WORK INSTRUCTIONS: Among the records that follow, how many lines contain the word "总打卡天数榜"? Give the number and no other words.

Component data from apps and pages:
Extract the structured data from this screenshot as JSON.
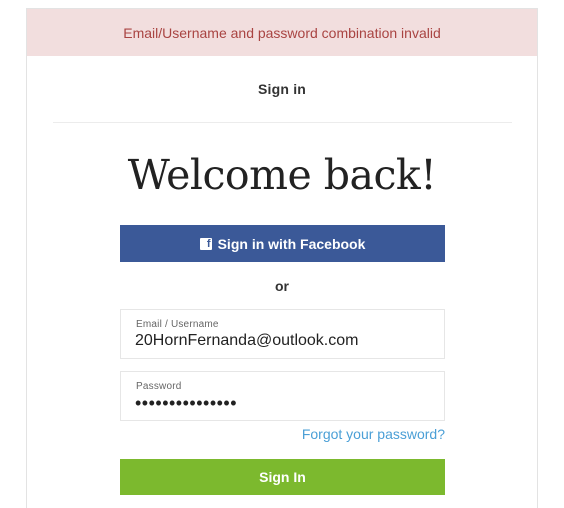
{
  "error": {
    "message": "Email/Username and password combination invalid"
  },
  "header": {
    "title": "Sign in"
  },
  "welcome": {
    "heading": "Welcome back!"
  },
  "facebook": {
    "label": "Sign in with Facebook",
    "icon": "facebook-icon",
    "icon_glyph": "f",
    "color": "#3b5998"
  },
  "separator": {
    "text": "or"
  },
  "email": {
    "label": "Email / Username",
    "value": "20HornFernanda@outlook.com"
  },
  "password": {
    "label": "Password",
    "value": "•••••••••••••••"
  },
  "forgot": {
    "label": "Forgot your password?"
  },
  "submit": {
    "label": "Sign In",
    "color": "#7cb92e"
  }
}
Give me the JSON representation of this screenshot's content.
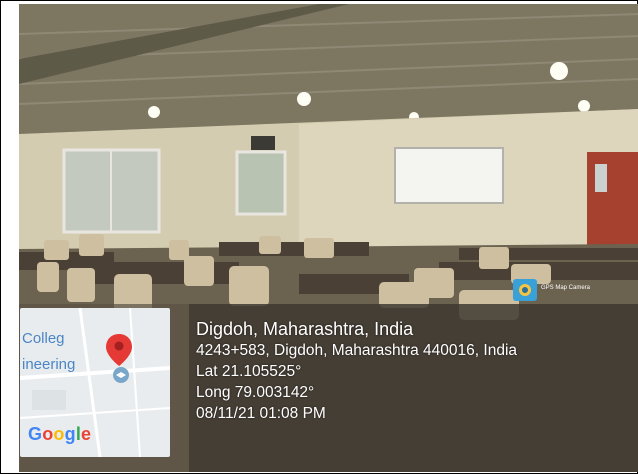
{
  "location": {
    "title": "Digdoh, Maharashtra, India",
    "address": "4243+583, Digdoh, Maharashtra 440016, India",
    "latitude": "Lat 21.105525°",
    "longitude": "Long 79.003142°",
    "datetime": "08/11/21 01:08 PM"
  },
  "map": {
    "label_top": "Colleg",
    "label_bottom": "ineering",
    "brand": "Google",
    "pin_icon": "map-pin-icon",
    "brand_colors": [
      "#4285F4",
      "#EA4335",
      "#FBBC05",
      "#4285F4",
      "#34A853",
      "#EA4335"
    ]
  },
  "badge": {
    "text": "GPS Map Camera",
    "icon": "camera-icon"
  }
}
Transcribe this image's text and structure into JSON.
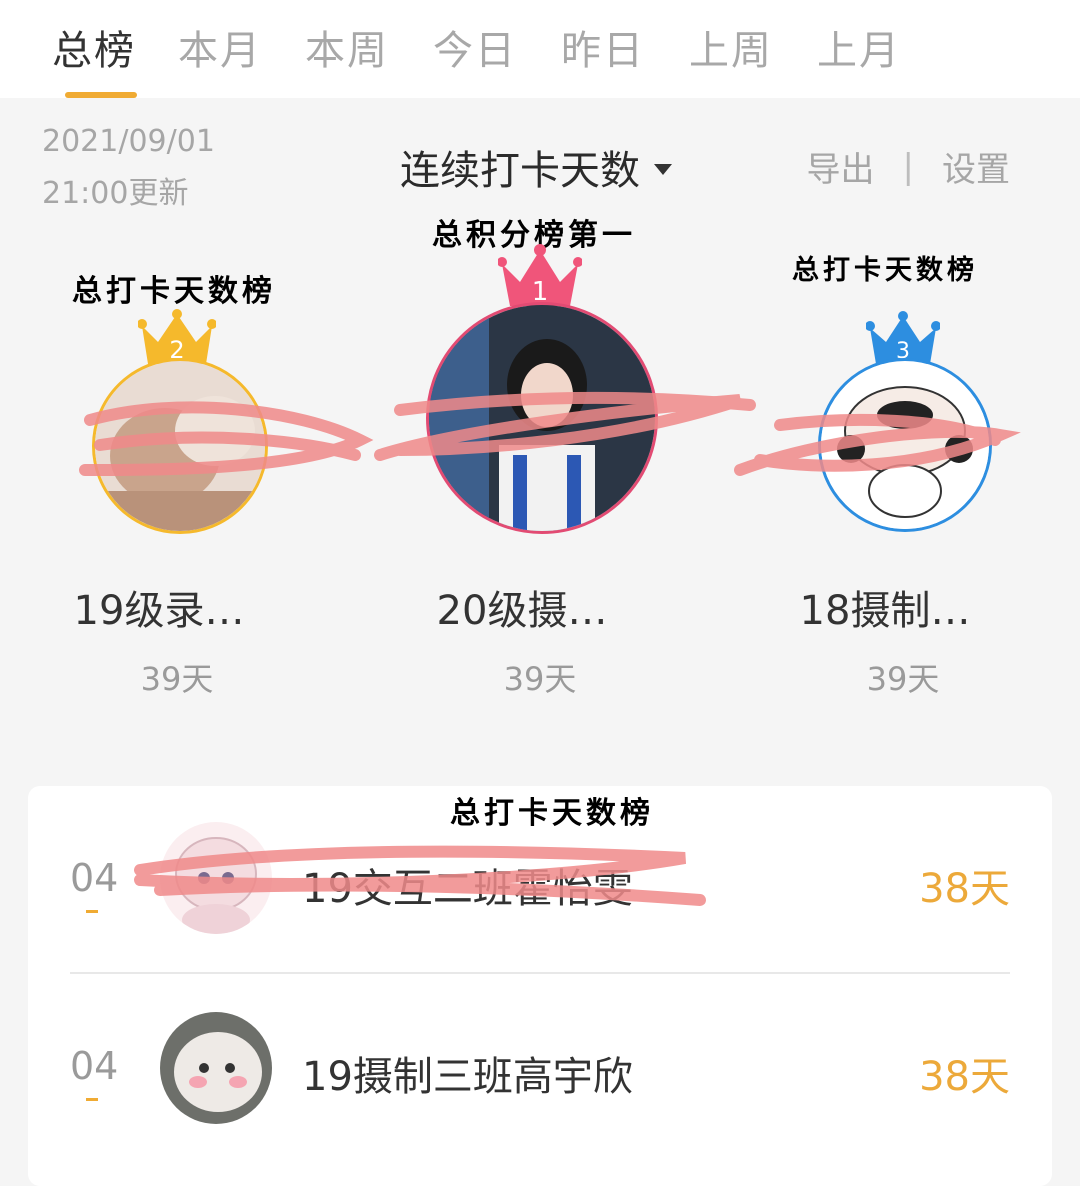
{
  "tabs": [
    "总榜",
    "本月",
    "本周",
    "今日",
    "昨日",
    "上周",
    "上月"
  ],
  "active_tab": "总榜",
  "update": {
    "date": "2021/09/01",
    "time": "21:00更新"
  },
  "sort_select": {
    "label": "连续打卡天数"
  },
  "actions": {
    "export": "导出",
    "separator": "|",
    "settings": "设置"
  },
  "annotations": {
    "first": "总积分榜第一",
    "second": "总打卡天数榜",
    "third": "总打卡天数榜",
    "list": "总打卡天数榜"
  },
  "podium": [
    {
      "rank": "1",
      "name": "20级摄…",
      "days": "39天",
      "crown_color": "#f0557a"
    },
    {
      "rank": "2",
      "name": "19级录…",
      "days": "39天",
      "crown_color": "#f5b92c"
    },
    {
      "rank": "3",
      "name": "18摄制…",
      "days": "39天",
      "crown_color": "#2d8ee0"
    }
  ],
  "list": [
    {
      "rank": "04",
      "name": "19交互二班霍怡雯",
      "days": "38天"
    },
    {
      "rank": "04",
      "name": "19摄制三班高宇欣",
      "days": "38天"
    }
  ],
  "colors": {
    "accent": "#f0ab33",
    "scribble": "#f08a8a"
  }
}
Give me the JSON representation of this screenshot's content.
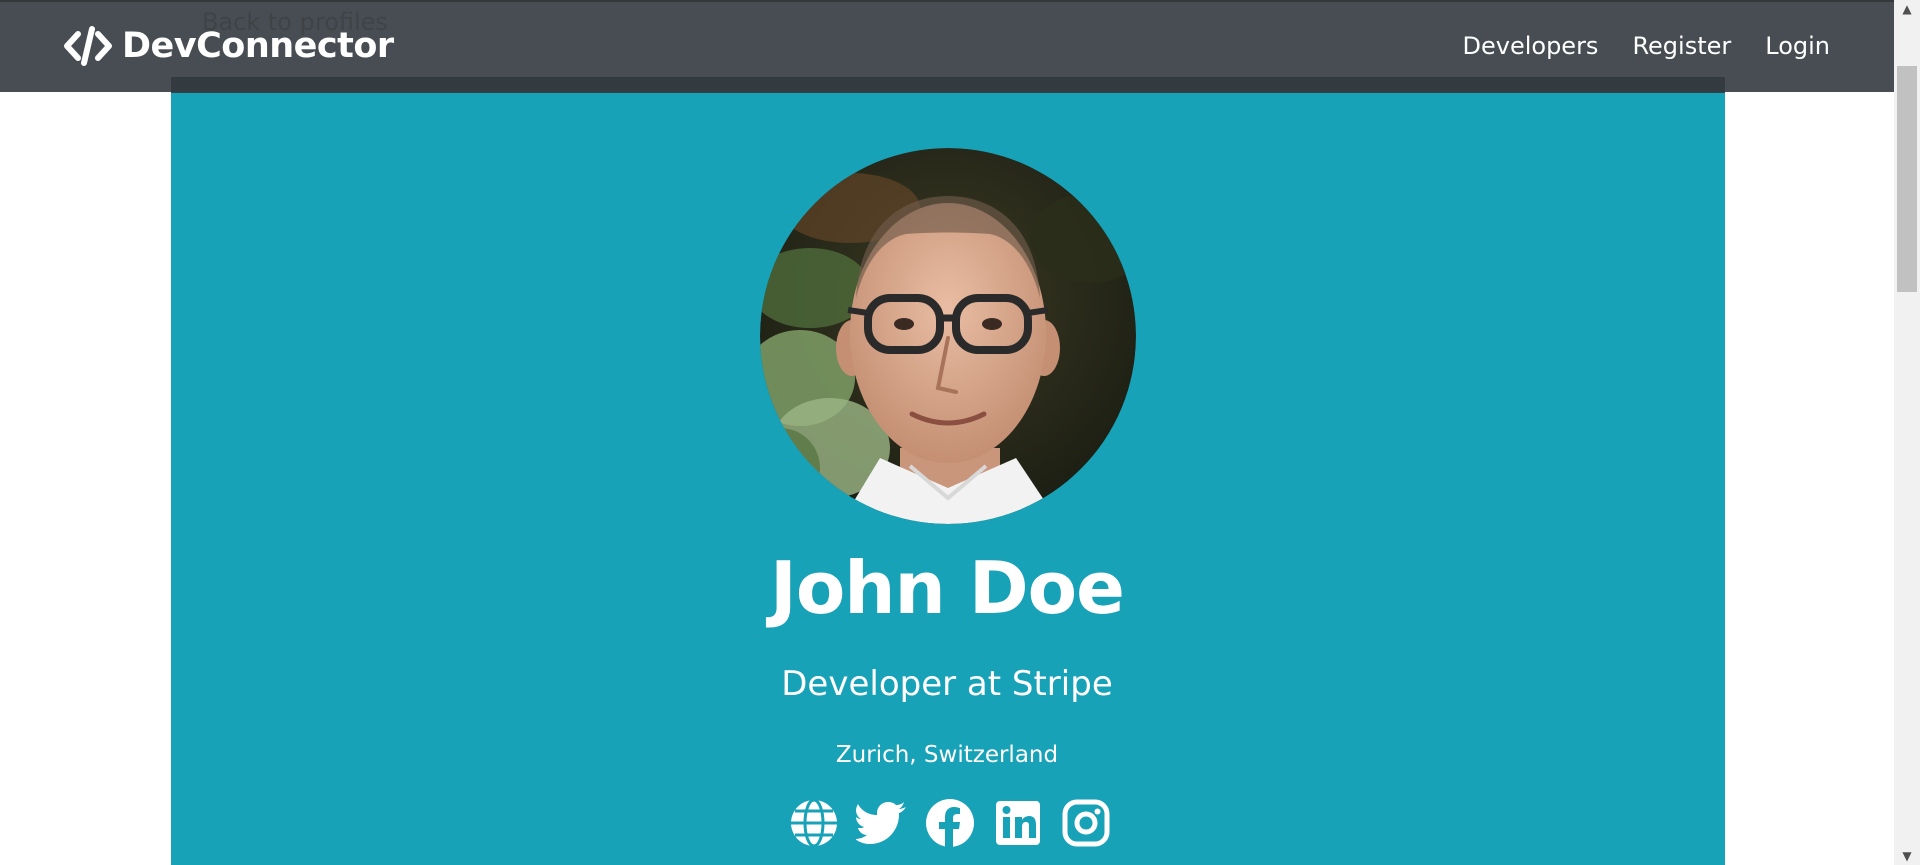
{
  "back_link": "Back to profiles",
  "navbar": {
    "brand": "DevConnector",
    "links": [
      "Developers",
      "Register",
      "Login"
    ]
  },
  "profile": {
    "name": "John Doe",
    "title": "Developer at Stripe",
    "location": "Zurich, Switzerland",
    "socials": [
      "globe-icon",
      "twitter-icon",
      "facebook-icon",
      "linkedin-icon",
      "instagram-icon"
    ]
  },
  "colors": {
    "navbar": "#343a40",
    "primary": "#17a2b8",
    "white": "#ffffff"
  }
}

TASK ANSWER: 3